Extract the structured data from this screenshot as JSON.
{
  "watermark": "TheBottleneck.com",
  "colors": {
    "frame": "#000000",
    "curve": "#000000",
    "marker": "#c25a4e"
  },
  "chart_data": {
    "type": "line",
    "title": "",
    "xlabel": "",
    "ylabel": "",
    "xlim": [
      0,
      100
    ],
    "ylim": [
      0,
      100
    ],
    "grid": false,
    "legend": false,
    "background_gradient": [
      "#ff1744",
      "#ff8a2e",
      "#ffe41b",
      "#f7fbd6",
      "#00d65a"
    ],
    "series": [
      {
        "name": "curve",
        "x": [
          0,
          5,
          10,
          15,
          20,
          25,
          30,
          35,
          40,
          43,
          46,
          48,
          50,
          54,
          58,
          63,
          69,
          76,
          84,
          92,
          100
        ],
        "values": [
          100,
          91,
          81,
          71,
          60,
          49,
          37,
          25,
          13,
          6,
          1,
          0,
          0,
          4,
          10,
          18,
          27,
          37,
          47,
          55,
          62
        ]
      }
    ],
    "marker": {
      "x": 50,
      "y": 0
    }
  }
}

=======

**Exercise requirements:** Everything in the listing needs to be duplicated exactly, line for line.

**Response:**
Extract the structured data from this screenshot as JSON.
{
  "watermark": "TheBottleneck.com",
  "colors": {
    "frame": "#000000",
    "curve": "#000000",
    "marker": "#c25a4e"
  },
  "chart_data": {
    "type": "line",
    "title": "",
    "xlabel": "",
    "ylabel": "",
    "xlim": [
      0,
      100
    ],
    "ylim": [
      0,
      100
    ],
    "grid": false,
    "legend": false,
    "background_gradient": [
      "#ff1744",
      "#ff8a2e",
      "#ffe41b",
      "#f7fbd6",
      "#00d65a"
    ],
    "series": [
      {
        "name": "curve",
        "x": [
          0,
          5,
          10,
          15,
          20,
          25,
          30,
          35,
          40,
          43,
          46,
          48,
          50,
          54,
          58,
          63,
          69,
          76,
          84,
          92,
          100
        ],
        "values": [
          100,
          91,
          81,
          71,
          60,
          49,
          37,
          25,
          13,
          6,
          1,
          0,
          0,
          4,
          10,
          18,
          27,
          37,
          47,
          55,
          62
        ]
      }
    ],
    "marker": {
      "x": 50,
      "y": 0
    }
  }
}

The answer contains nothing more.